● **Dataset content**
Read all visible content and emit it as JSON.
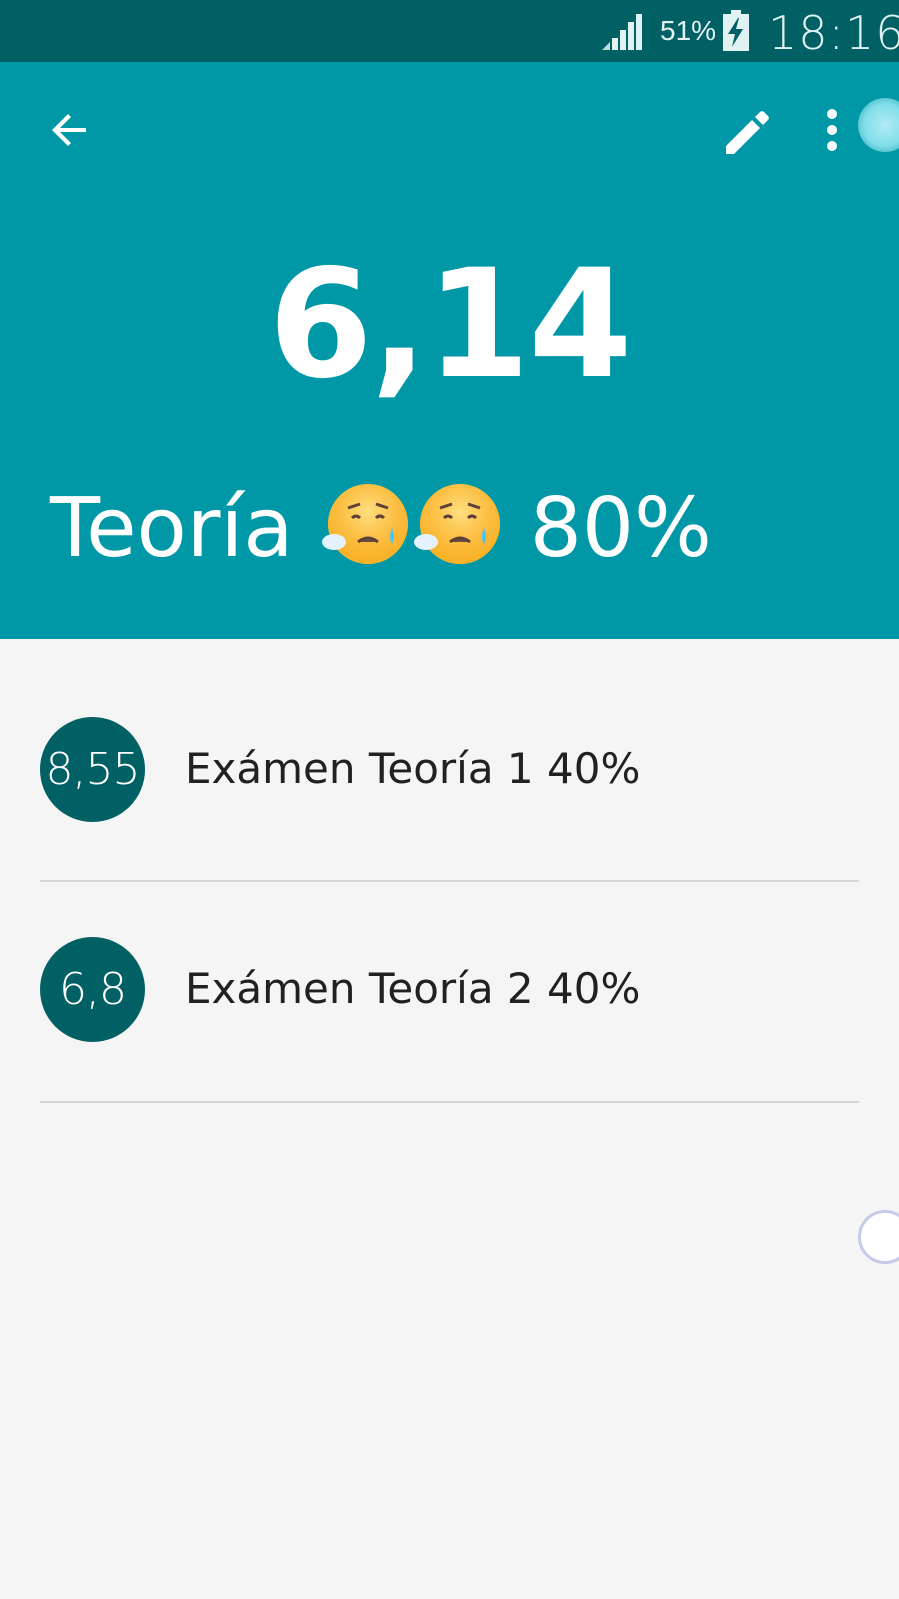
{
  "status_bar": {
    "battery_percent": "51%",
    "time": "18:16",
    "icons": [
      "signal-icon",
      "battery-charging-icon"
    ]
  },
  "toolbar": {
    "back_icon": "arrow-back-icon",
    "edit_icon": "pencil-icon",
    "more_icon": "more-vert-icon"
  },
  "summary": {
    "average": "6,14",
    "subject_name": "Teoría",
    "subject_emoji": "disappointed-relieved-emoji",
    "subject_weight": "80%"
  },
  "exams": [
    {
      "grade": "8,55",
      "label": "Exámen Teoría 1 40%"
    },
    {
      "grade": "6,8",
      "label": "Exámen Teoría 2 40%"
    }
  ],
  "colors": {
    "status_bar": "#006064",
    "header": "#0097a7",
    "grade_circle": "#006064",
    "background": "#f5f5f5",
    "divider": "#d6d6d6"
  }
}
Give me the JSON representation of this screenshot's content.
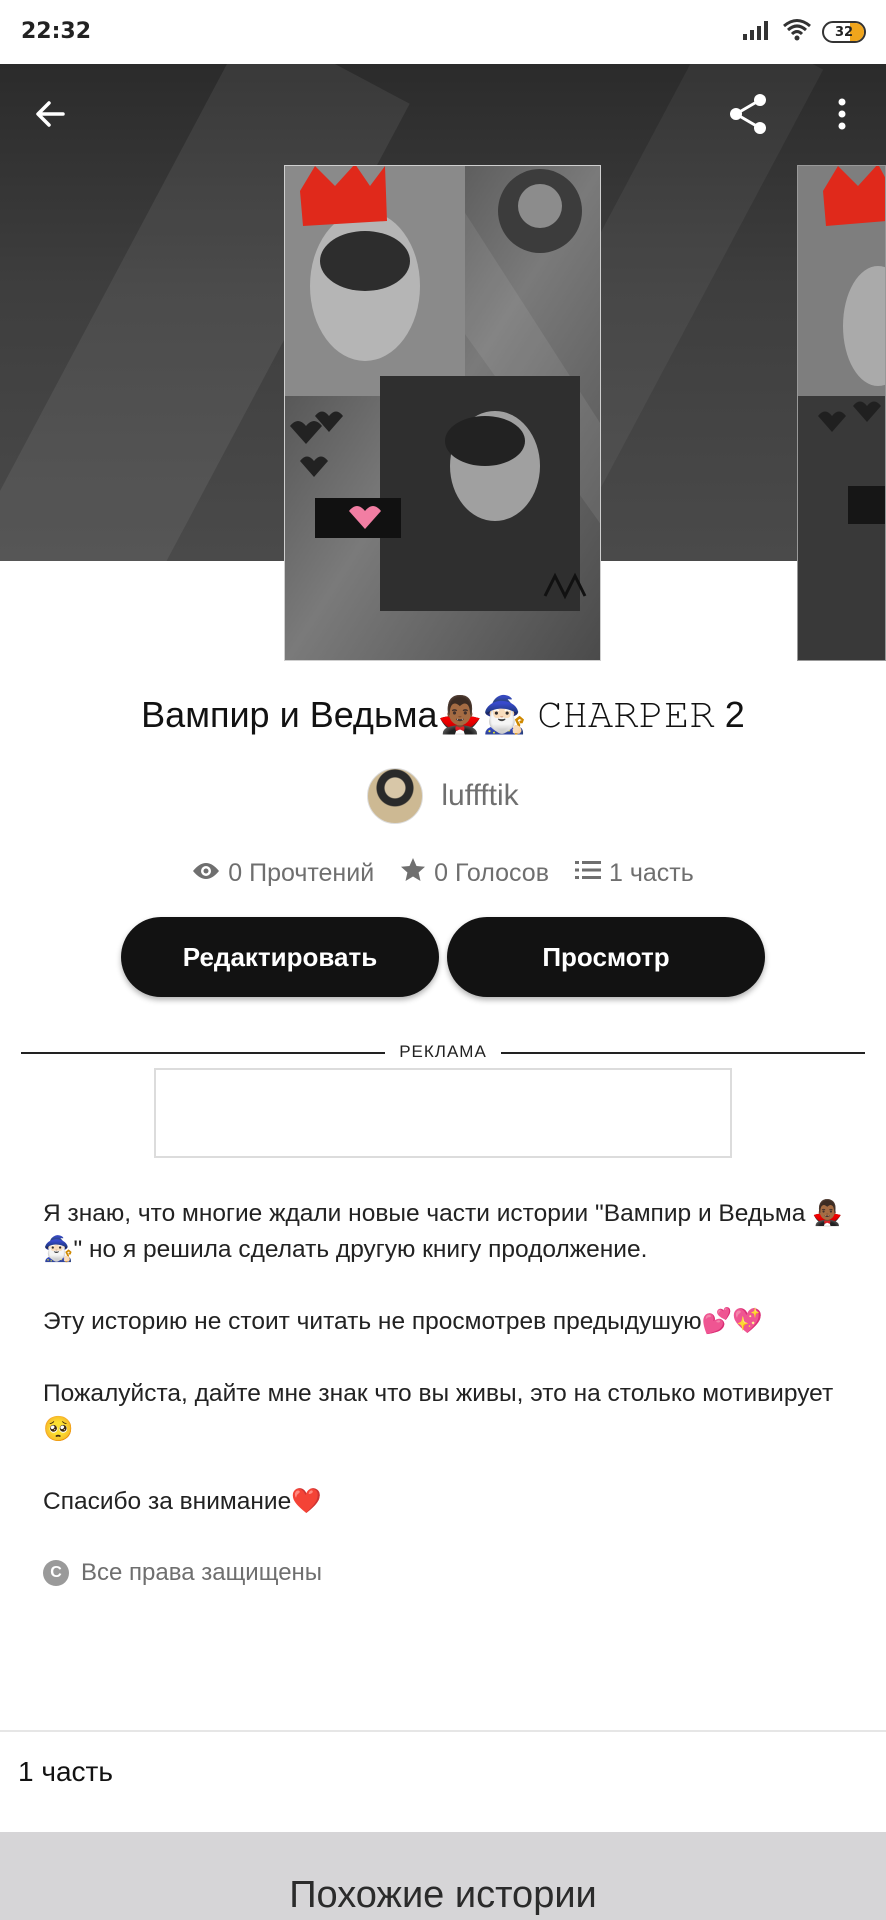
{
  "status_bar": {
    "time": "22:32",
    "battery": "32",
    "icons": [
      "signal-icon",
      "wifi-icon",
      "battery-icon"
    ]
  },
  "header": {
    "back_icon": "back-arrow-icon",
    "share_icon": "share-icon",
    "menu_icon": "more-vert-icon"
  },
  "story": {
    "title": "Вампир и Ведьма🧛🏾‍♂️🧙🏻‍♂️ 𝙲𝙷𝙰𝚁𝙿𝙴𝚁 2",
    "author": "luffftik",
    "stats": {
      "reads": "0 Прочтений",
      "votes": "0 Голосов",
      "parts": "1 часть"
    }
  },
  "actions": {
    "edit_label": "Редактировать",
    "view_label": "Просмотр"
  },
  "ad": {
    "label": "РЕКЛАМА"
  },
  "description": {
    "p1": "Я знаю, что многие ждали новые части истории \"Вампир и Ведьма 🧛🏾‍♂️🧙🏻‍♂️\" но я решила сделать другую книгу продолжение.",
    "p2": "Эту историю не стоит читать не просмотрев предыдушую💕💖",
    "p3": "Пожалуйста, дайте мне знак что вы живы, это на столько мотивирует🥺",
    "p4": "Спасибо за внимание❤️"
  },
  "copyright": {
    "icon_glyph": "C",
    "text": "Все права защищены"
  },
  "parts_section": {
    "label": "1 часть"
  },
  "similar": {
    "title": "Похожие истории"
  },
  "colors": {
    "primary_button": "#121212",
    "header_bg": "#333333",
    "similar_bg": "#d6d5d7",
    "muted_text": "#6f6f6f"
  }
}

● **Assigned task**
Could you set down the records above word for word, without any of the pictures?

● **Solution for this task**
Read all visible content and emit it as JSON.
{
  "status_bar": {
    "battery_percent": "51%",
    "time": "18:16",
    "icons": [
      "signal-icon",
      "battery-charging-icon"
    ]
  },
  "toolbar": {
    "back_icon": "arrow-back-icon",
    "edit_icon": "pencil-icon",
    "more_icon": "more-vert-icon"
  },
  "summary": {
    "average": "6,14",
    "subject_name": "Teoría",
    "subject_emoji": "disappointed-relieved-emoji",
    "subject_weight": "80%"
  },
  "exams": [
    {
      "grade": "8,55",
      "label": "Exámen Teoría 1 40%"
    },
    {
      "grade": "6,8",
      "label": "Exámen Teoría 2 40%"
    }
  ],
  "colors": {
    "status_bar": "#006064",
    "header": "#0097a7",
    "grade_circle": "#006064",
    "background": "#f5f5f5",
    "divider": "#d6d6d6"
  }
}
Give me the JSON representation of this screenshot's content.
{
  "status_bar": {
    "time": "22:32",
    "battery": "32",
    "icons": [
      "signal-icon",
      "wifi-icon",
      "battery-icon"
    ]
  },
  "header": {
    "back_icon": "back-arrow-icon",
    "share_icon": "share-icon",
    "menu_icon": "more-vert-icon"
  },
  "story": {
    "title": "Вампир и Ведьма🧛🏾‍♂️🧙🏻‍♂️ 𝙲𝙷𝙰𝚁𝙿𝙴𝚁 2",
    "author": "luffftik",
    "stats": {
      "reads": "0 Прочтений",
      "votes": "0 Голосов",
      "parts": "1 часть"
    }
  },
  "actions": {
    "edit_label": "Редактировать",
    "view_label": "Просмотр"
  },
  "ad": {
    "label": "РЕКЛАМА"
  },
  "description": {
    "p1": "Я знаю, что многие ждали новые части истории \"Вампир и Ведьма 🧛🏾‍♂️🧙🏻‍♂️\" но я решила сделать другую книгу продолжение.",
    "p2": "Эту историю не стоит читать не просмотрев предыдушую💕💖",
    "p3": "Пожалуйста, дайте мне знак что вы живы, это на столько мотивирует🥺",
    "p4": "Спасибо за внимание❤️"
  },
  "copyright": {
    "icon_glyph": "C",
    "text": "Все права защищены"
  },
  "parts_section": {
    "label": "1 часть"
  },
  "similar": {
    "title": "Похожие истории"
  },
  "colors": {
    "primary_button": "#121212",
    "header_bg": "#333333",
    "similar_bg": "#d6d5d7",
    "muted_text": "#6f6f6f"
  }
}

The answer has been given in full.